Letting go of rigid fixed habits tied to time and timing, and all the expectations and assumptions those tend to support, has been a big change. The need to take great care with each task and practice, invested, engaged, aware, and fully living each moment becomes quite profound, lacking the foundation of rigid habit. Rituals exist because, perhaps, it is not so easy to approach every desirable practice in an utterly mindful way. I do like ‘easy’… but… I also really like living, eyes wide to life’s wonders, attentive, aware, savoring my experience,┬álearning to thrive, and becoming emotionally self-sufficient. So many verbs involved. It’s scary sometimes. What if I forget my morning medication? What if I suddenly just stop doing things? What if I discover my values or preferences are at odds with the expectations of my loved ones? What if I’m not who I think I am? Well…I guess I’d begin again. ­čÖé

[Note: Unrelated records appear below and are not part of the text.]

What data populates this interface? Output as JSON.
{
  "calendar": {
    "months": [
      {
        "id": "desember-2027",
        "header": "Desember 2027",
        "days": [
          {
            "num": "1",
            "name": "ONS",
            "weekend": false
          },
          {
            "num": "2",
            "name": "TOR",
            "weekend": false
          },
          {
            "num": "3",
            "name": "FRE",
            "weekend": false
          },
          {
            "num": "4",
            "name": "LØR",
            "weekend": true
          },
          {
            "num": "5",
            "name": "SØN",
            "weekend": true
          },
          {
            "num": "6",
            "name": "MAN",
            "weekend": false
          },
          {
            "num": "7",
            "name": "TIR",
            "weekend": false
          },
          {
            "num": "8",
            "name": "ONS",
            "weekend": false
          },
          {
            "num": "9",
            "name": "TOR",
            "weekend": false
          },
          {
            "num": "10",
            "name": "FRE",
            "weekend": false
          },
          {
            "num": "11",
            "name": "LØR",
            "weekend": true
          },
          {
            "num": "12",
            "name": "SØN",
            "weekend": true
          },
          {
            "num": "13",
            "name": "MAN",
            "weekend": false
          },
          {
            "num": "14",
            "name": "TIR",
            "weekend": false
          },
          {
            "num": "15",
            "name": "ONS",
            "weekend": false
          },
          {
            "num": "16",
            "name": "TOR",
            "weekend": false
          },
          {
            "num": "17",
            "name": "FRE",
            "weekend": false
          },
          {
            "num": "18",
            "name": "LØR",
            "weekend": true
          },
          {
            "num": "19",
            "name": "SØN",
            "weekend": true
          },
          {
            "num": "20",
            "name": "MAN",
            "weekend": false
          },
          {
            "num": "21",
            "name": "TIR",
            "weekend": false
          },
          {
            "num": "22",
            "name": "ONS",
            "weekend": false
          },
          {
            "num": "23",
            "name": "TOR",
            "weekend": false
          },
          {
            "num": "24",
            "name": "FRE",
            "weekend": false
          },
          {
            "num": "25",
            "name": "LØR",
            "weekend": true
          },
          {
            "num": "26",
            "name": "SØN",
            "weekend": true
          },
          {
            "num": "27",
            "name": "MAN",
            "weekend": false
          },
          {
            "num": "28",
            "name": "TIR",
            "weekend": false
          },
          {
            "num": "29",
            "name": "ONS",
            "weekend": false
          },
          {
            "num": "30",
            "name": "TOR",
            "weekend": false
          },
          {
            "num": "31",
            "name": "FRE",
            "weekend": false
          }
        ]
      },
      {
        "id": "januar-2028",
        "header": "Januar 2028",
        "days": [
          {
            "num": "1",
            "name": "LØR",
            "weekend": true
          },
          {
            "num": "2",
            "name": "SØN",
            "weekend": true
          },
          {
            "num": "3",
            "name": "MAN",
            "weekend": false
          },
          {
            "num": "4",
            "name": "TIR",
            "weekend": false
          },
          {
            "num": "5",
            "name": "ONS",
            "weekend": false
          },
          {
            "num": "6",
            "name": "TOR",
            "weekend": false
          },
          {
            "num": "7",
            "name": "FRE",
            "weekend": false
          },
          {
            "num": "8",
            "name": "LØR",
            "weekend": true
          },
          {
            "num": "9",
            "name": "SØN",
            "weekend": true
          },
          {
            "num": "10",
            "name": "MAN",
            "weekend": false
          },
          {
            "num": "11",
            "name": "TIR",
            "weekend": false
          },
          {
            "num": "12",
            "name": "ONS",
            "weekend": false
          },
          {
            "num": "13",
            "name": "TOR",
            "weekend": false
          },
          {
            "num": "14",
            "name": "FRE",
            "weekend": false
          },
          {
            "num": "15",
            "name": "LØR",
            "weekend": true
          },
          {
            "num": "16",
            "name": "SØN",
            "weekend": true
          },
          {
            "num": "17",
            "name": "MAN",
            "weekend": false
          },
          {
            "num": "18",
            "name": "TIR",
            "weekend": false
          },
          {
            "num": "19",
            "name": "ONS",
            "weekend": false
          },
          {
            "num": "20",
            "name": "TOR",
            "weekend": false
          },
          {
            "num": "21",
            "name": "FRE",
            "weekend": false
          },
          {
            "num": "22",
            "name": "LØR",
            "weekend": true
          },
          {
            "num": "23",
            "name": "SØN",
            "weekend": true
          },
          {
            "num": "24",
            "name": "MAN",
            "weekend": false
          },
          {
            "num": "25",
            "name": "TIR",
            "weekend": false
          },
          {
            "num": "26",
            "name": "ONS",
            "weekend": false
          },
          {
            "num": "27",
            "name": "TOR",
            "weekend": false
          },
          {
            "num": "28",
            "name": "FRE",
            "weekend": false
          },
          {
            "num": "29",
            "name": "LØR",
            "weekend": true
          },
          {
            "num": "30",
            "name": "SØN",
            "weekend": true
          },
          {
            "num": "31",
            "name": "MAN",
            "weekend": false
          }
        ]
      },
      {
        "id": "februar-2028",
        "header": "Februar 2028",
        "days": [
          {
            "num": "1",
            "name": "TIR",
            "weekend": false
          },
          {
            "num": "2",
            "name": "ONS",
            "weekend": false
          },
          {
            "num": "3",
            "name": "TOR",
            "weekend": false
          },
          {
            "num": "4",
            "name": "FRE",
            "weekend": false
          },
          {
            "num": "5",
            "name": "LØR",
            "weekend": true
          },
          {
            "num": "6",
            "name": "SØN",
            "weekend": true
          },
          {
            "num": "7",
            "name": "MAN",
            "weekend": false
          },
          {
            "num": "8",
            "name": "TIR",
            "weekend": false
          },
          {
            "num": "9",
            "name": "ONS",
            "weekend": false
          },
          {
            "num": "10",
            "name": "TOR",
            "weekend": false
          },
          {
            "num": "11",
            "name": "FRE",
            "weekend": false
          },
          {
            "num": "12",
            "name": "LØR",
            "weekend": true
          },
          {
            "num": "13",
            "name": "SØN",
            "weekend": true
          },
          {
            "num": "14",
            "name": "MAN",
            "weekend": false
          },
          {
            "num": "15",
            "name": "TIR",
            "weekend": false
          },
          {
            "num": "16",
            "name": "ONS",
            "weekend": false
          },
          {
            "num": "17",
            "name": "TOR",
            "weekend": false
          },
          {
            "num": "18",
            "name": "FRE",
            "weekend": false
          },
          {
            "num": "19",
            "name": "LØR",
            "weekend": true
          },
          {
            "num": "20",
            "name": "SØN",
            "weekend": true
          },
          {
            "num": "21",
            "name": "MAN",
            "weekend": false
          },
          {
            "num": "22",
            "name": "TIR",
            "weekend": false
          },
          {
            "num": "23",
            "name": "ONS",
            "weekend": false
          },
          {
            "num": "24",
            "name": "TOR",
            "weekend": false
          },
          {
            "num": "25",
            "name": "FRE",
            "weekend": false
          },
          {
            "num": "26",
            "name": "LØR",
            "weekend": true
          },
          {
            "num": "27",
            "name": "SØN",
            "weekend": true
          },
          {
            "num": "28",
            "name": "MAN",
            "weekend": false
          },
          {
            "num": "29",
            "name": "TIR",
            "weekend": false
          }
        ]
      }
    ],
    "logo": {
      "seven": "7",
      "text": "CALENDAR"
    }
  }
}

The sun is up now. I take a moment to make my bed, and tidy my bedroom. I finally feel ‘moved in’, in a very complete way. I think it is a combination of the love seat, and the wee trash cans which arrived over the weekend. I find myself wondering if the story of human progress can be told in the improvements in waste management over the course of history… I definitely feel the improvement in my own quality of life┬áhaving a small trash receptacle in the bathroom, in my bedroom, and by my desk – I’d been having to walk every used tissue, bit of string, or piece of waste paper all the way to the covered kitchen trash, or recycling bin, and while it is a very small apartment and no real inconvenience to do so, nonetheless – I feel more ‘moved in’ having what seems the ‘proper’ number and placement of small trash baskets around the place. Funny which details matter to me. It’s exciting learning what matters most to me, myself.

I have time for another coffee, and some household chores that will ensure I come home to a lovely place – built for me, by me, based on what matters most to me. It’s a ┬ánice feeling. Enjoying the moment┬áseems to cause┬ámy brain to attempt a sneak attack, coming at me from behind with dire warnings and launching a salvo of ‘what if’ scenarios filled with house fires, burglars, unknown assailants, and all manner of extraordinarily negative [and incredibly unlikely] circumstances…I assure myself I’ll remember to turn off the stove, lock the doors, and be aware of my surroundings. My demons slink off into the darkness grumbling quietly.

Going my own way, having my own experience.

Going my own way, having my own experience, and feeling prepared to face the world.

Today is a good day to take great care with each task I face, with each practice I practice, and to face life with a beginner’s mind. I am a student of life and love. I am my own cartographer. The way I face the journey – and the direction I take – are mine to choose. It’s a very good day to set down some baggage and walk on.